Sevillian Oranges

As you walk through the streets of Seville there is one thing you´ll notice and that is a big number of orange trees. The oranges of Seville have grown to be famous all around the world. In Seville there are now over 14,000 orange trees lining the streets and parks. However, oranges are not natural to Sevilla, so how have they ended up here?

Orange trees in Sevilla

One theory as to how  oranges made their way to Seville is by the ancient Greek hero Hercules. In the Greek mythology it says that after Hercules had stolen some cattle as he had to cross the straight of Gibraltar to find a “Golden Apple” ( possibly an orange) which would provide him with immortality. Once finding the Golden Apple he crossed back to Spain before resting in Seville where he ate the Golden Apple. This is theory to how oranges now grow in Sevilla.

The other theory, which has been proven with facts, is that the oranges were brought to the city by Genoese sailors from Asia. Originally the trees were planted as a method to mask the smells of sewage on the streets as the bitter orange tree produces a fragrant oil. Due to the delicious smelling oil the Arabs would harvest the oil in order to create perfumes.

Other than in perfumes the oranges would be used in food and drink. Although the Sevillian orange is far too bitter to be eaten raw the fruit can be used in making things such as pastries and chocolates. The fruit can also be used as a flavouring in drinks such as cointreau and orange wine. Despite all this the Sevillian orange is probably most famous for its use in the production of British marmalade. Sevillian Marmalade

When a group of Scottish sailors came to the city to trade precious rocks they discovered the oranges and saw the marmalade. They liked it so much that they took it back home with them and showed it to the whole country. Even the royal family loved it! So from there a trade was established.

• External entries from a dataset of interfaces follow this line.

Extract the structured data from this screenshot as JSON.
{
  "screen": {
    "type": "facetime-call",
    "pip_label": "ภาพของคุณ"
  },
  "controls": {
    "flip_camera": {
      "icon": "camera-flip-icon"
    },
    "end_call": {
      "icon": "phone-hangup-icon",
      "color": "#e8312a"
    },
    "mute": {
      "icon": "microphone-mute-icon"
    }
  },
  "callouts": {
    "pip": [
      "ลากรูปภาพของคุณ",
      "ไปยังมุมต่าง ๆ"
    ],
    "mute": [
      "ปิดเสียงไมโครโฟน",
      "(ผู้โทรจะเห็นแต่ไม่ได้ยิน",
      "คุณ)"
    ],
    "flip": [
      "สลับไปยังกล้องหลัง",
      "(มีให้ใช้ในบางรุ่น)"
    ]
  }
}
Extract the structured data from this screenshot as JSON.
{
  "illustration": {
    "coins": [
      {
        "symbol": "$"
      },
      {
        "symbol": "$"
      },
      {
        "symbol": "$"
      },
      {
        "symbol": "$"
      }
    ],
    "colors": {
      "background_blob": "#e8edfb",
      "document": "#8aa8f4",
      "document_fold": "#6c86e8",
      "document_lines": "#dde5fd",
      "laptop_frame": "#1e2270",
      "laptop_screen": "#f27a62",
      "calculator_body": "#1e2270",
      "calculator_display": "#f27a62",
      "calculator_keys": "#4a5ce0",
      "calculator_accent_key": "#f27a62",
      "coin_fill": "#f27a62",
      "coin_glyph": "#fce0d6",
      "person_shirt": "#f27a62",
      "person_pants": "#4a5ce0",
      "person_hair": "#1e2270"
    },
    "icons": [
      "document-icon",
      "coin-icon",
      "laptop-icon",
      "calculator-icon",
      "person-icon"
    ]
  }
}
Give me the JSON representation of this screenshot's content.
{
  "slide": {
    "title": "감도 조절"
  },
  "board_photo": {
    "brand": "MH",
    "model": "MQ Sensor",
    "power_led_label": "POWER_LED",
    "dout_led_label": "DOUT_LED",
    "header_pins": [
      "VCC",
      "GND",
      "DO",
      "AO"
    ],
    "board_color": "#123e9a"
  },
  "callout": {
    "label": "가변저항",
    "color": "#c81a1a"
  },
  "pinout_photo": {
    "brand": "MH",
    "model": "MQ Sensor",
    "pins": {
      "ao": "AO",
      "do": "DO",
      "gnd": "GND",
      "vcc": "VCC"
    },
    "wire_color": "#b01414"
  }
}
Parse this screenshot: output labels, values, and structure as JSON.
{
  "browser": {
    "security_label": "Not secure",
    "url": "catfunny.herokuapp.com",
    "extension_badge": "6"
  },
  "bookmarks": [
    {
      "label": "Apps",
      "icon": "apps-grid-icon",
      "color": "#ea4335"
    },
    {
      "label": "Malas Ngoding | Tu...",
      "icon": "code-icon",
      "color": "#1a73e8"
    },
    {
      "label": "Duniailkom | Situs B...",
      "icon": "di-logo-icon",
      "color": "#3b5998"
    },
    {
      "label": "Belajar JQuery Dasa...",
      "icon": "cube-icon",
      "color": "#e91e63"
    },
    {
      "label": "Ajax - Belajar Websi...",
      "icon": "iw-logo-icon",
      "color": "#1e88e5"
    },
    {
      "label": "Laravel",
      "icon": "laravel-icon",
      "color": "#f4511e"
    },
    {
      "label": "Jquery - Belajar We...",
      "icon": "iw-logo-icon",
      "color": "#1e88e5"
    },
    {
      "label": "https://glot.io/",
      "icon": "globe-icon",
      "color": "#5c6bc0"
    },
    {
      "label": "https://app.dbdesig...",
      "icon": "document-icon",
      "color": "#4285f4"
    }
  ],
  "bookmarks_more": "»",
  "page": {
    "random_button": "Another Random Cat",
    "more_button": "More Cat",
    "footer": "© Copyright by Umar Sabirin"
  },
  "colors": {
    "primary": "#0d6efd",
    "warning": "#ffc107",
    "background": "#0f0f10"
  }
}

Why not come and see one of the many sights of Seville today here Don´t forget to look out for the oranges!